HCOG: One issue that did not receive a vote was whether the town should withdraw from the Hampshire Council of Governments. Selectman Donald Pipczynski said the Select Board did not realize the town had to provide 45 days advance notice to the council before entering into a vote to withdraw. He said the issue is on the table for debate in the fall. 

Capital improvements: Voters did allocate $26,000 for Town Hall parking lot renovations and another $69,915 for equipment and space upgrades for Hadley Public Access Television.

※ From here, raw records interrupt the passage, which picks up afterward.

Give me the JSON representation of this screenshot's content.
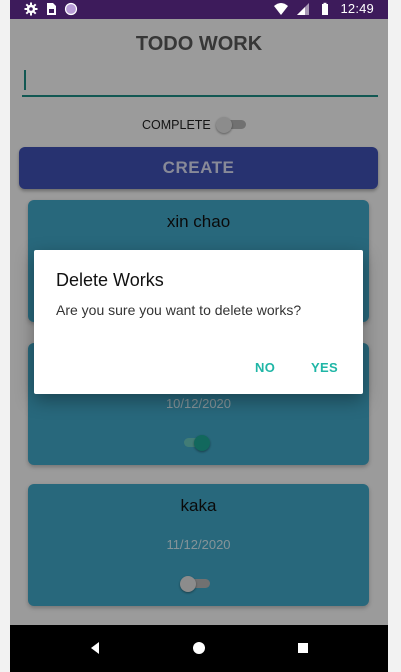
{
  "status_bar": {
    "time": "12:49",
    "left_icons": [
      "settings-icon",
      "sim-card-icon",
      "circle-icon"
    ],
    "right_icons": [
      "wifi-icon",
      "cell-signal-icon",
      "battery-icon"
    ]
  },
  "app": {
    "title": "TODO WORK",
    "input_value": "",
    "complete_label": "COMPLETE",
    "complete_on": false,
    "create_label": "CREATE"
  },
  "cards": [
    {
      "title": "xin chao",
      "date": "",
      "done": false
    },
    {
      "title": "",
      "date": "10/12/2020",
      "done": true
    },
    {
      "title": "kaka",
      "date": "11/12/2020",
      "done": false
    }
  ],
  "dialog": {
    "title": "Delete Works",
    "message": "Are you sure you want to delete works?",
    "no_label": "NO",
    "yes_label": "YES"
  },
  "colors": {
    "accent": "#1fb6a6",
    "primary": "#3f51b5",
    "card": "#41a8c8",
    "status_bar": "#3d1b5b"
  },
  "nav": [
    "back-icon",
    "home-icon",
    "recent-apps-icon"
  ]
}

Solar: Voters also approved two payment-in-lieu-of-taxes arrangements for two solar projects near the Hampshire Mall. The benefit to the town is more revenue in the long run; the benefit to the owners, in these cases Nexamp Inc., is a predictable cash flow.

Land preservation: Voters approved designating 107 acres off South Maple Street to be used for agriculture only. Pipczynski said Hadley has reserved almost 3,000 of its 5,200 acres through the state’s agricultural preservation program.

“We’re number one in the commonwealth and Hadley is very proud of it,” he said.

Money in politics: Voters also approved a citizen-submitted, nonbinding petition that seeks greater transparency in political donations and seeks to limit the influence of money in politics.

Seniors: Under a plan given the go-ahead, the town will waive a certain amount of property tax for seniors who meet income specifications and want to work on needed tasks for the town.

Jack Suntrup can be reached at